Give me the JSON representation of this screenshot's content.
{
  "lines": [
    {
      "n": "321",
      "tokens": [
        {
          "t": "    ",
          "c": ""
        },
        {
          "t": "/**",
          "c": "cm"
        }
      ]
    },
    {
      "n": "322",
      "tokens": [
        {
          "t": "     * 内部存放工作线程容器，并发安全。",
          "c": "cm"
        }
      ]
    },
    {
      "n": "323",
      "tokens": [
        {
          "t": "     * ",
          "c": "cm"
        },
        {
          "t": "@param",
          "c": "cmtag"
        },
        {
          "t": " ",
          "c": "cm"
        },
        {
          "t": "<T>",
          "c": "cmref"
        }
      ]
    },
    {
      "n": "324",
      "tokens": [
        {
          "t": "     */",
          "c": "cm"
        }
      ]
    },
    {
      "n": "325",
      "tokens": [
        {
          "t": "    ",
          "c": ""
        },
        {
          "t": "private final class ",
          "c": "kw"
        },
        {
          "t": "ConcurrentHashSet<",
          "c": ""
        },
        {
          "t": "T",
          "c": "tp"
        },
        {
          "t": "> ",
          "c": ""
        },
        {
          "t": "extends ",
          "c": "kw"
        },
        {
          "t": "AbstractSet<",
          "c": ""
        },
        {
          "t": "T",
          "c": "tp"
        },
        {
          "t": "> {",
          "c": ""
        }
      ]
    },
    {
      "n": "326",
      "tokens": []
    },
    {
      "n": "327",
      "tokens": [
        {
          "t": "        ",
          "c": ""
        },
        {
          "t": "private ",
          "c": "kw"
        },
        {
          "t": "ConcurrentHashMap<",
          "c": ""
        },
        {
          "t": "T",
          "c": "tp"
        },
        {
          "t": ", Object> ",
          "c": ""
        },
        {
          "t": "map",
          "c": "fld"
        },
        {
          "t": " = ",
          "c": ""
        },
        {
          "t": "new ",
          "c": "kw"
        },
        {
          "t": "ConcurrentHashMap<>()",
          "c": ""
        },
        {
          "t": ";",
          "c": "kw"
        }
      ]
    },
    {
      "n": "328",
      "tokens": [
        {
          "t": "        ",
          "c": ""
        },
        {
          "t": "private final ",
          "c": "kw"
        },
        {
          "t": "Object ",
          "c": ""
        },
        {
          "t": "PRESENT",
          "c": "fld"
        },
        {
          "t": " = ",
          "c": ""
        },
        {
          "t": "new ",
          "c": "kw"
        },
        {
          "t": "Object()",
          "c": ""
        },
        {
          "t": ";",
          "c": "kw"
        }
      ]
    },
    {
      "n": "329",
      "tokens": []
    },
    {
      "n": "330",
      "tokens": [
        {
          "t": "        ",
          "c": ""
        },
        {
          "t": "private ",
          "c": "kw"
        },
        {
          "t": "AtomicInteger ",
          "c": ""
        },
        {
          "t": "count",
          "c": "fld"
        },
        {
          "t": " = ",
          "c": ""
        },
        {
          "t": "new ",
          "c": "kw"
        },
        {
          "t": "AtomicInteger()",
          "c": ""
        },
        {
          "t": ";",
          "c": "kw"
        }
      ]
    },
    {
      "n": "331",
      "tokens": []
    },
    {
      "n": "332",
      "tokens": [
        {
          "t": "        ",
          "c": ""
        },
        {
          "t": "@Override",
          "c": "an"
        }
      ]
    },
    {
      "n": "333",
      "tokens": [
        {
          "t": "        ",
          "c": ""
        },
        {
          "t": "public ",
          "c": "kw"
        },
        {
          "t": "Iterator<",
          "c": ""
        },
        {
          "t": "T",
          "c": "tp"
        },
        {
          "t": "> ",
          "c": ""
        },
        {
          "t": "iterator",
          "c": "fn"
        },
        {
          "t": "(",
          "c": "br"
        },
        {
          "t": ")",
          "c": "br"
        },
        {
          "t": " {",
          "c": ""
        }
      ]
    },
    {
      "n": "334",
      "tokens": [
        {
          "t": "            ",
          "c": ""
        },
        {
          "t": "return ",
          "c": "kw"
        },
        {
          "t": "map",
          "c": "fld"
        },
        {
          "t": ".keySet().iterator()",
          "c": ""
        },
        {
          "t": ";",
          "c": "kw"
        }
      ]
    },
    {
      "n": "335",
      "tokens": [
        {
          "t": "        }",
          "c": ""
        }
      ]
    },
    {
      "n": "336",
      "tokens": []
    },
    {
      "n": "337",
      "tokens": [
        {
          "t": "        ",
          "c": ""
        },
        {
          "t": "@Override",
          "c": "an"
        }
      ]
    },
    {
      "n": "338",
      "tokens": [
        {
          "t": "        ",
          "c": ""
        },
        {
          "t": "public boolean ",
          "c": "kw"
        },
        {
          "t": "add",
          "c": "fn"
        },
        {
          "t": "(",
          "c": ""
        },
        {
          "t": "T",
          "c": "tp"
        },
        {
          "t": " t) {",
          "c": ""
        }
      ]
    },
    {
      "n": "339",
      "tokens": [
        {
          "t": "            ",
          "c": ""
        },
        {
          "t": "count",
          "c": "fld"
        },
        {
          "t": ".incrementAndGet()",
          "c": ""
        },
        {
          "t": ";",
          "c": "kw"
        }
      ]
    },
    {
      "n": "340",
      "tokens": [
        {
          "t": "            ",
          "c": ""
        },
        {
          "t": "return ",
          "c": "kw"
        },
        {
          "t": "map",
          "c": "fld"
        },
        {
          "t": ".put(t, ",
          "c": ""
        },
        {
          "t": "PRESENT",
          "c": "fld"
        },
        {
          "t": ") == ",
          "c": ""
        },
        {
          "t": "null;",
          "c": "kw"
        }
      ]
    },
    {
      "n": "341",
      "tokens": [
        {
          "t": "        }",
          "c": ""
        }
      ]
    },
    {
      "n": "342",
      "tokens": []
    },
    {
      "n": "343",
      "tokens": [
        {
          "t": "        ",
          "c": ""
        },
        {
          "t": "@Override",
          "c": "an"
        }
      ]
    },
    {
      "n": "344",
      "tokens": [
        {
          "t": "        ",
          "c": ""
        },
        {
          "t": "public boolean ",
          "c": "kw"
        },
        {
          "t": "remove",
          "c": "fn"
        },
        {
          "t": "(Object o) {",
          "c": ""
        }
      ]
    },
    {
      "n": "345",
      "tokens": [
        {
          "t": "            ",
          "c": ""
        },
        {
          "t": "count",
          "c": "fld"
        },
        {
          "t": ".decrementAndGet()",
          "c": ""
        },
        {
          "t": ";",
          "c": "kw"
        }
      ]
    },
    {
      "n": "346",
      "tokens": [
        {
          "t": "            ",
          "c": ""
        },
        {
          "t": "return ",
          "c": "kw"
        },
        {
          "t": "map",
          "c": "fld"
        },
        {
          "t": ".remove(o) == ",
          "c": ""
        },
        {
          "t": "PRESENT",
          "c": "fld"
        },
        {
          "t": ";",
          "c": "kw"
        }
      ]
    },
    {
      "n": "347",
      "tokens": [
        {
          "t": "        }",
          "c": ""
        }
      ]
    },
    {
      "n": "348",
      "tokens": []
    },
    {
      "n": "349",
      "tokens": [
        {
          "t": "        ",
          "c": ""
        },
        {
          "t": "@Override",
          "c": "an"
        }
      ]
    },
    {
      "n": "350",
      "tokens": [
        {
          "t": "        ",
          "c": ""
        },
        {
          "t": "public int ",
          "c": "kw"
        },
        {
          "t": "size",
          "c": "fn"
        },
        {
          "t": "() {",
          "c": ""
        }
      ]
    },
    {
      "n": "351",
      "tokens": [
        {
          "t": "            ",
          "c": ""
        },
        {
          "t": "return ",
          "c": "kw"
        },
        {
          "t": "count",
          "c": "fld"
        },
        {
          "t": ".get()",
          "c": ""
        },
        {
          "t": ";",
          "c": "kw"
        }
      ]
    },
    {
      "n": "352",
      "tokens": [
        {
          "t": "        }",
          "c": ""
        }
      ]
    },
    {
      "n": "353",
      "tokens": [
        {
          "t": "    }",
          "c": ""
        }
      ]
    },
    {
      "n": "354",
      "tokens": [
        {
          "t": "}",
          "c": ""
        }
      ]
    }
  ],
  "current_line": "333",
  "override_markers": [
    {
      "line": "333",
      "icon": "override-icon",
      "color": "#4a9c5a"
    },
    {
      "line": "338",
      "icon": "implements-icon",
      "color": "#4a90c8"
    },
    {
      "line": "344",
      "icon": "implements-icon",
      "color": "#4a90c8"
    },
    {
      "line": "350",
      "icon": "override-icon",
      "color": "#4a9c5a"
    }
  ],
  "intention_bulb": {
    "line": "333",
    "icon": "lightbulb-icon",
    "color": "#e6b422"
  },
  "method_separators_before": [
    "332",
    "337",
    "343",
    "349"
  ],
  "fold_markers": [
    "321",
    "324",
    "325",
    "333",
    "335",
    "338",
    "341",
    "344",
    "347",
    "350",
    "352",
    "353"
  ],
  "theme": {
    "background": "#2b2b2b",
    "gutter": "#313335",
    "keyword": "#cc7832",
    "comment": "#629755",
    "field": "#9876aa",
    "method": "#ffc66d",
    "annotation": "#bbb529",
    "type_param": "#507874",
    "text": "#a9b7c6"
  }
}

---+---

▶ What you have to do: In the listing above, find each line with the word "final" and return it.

▶ Answer to the problem:
          "t": "private final class ",
          "t": "private final ",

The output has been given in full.